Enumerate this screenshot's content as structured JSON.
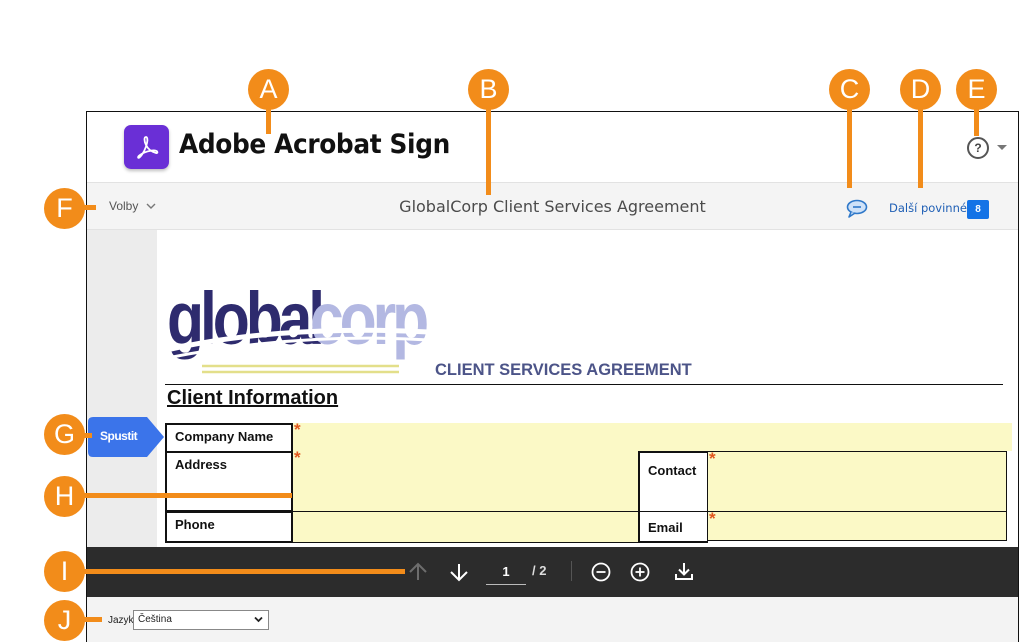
{
  "header": {
    "app_title": "Adobe Acrobat Sign",
    "logo_icon": "acrobat-logo-icon",
    "help_icon": "help-icon",
    "help_glyph": "?"
  },
  "toolbar": {
    "options_label": "Volby",
    "document_title": "GlobalCorp Client Services Agreement",
    "comment_icon": "comment-icon",
    "next_required_label": "Další povinné",
    "required_count": "8"
  },
  "document": {
    "brand_left": "global",
    "brand_right": "corp",
    "agreement_title": "CLIENT SERVICES AGREEMENT",
    "section_title": "Client Information",
    "start_tag_label": "Spustit",
    "required_marker": "*",
    "fields": [
      {
        "label": "Company Name",
        "required": true,
        "value": ""
      },
      {
        "label": "Address",
        "required": true,
        "value": ""
      },
      {
        "label": "Contact",
        "required": true,
        "value": ""
      },
      {
        "label": "Phone",
        "required": false,
        "value": ""
      },
      {
        "label": "Email",
        "required": true,
        "value": ""
      }
    ]
  },
  "navigation": {
    "current_page": "1",
    "total_pages": "/ 2",
    "prev_icon": "arrow-up-icon",
    "next_icon": "arrow-down-icon",
    "zoom_out_icon": "zoom-out-icon",
    "zoom_in_icon": "zoom-in-icon",
    "download_icon": "download-icon"
  },
  "footer": {
    "language_label": "Jazyk",
    "language_selected": "Čeština"
  },
  "callouts": [
    "A",
    "B",
    "C",
    "D",
    "E",
    "F",
    "G",
    "H",
    "I",
    "J"
  ],
  "colors": {
    "callout": "#f28c1a",
    "acrobat_purple": "#6a2fd6",
    "link_blue": "#1f5fb5",
    "badge_blue": "#1473e6",
    "field_yellow": "#fbf9c6",
    "required_star": "#e2571e",
    "nav_bar": "#2c2c2c",
    "start_tag": "#3b74ea"
  }
}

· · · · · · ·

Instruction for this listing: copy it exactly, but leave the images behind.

• ANSWER BELOW
Enumerate this screenshot's content as structured JSON.
{
  "header": {
    "app_title": "Adobe Acrobat Sign",
    "logo_icon": "acrobat-logo-icon",
    "help_icon": "help-icon",
    "help_glyph": "?"
  },
  "toolbar": {
    "options_label": "Volby",
    "document_title": "GlobalCorp Client Services Agreement",
    "comment_icon": "comment-icon",
    "next_required_label": "Další povinné",
    "required_count": "8"
  },
  "document": {
    "brand_left": "global",
    "brand_right": "corp",
    "agreement_title": "CLIENT SERVICES AGREEMENT",
    "section_title": "Client Information",
    "start_tag_label": "Spustit",
    "required_marker": "*",
    "fields": [
      {
        "label": "Company Name",
        "required": true,
        "value": ""
      },
      {
        "label": "Address",
        "required": true,
        "value": ""
      },
      {
        "label": "Contact",
        "required": true,
        "value": ""
      },
      {
        "label": "Phone",
        "required": false,
        "value": ""
      },
      {
        "label": "Email",
        "required": true,
        "value": ""
      }
    ]
  },
  "navigation": {
    "current_page": "1",
    "total_pages": "/ 2",
    "prev_icon": "arrow-up-icon",
    "next_icon": "arrow-down-icon",
    "zoom_out_icon": "zoom-out-icon",
    "zoom_in_icon": "zoom-in-icon",
    "download_icon": "download-icon"
  },
  "footer": {
    "language_label": "Jazyk",
    "language_selected": "Čeština"
  },
  "callouts": [
    "A",
    "B",
    "C",
    "D",
    "E",
    "F",
    "G",
    "H",
    "I",
    "J"
  ],
  "colors": {
    "callout": "#f28c1a",
    "acrobat_purple": "#6a2fd6",
    "link_blue": "#1f5fb5",
    "badge_blue": "#1473e6",
    "field_yellow": "#fbf9c6",
    "required_star": "#e2571e",
    "nav_bar": "#2c2c2c",
    "start_tag": "#3b74ea"
  }
}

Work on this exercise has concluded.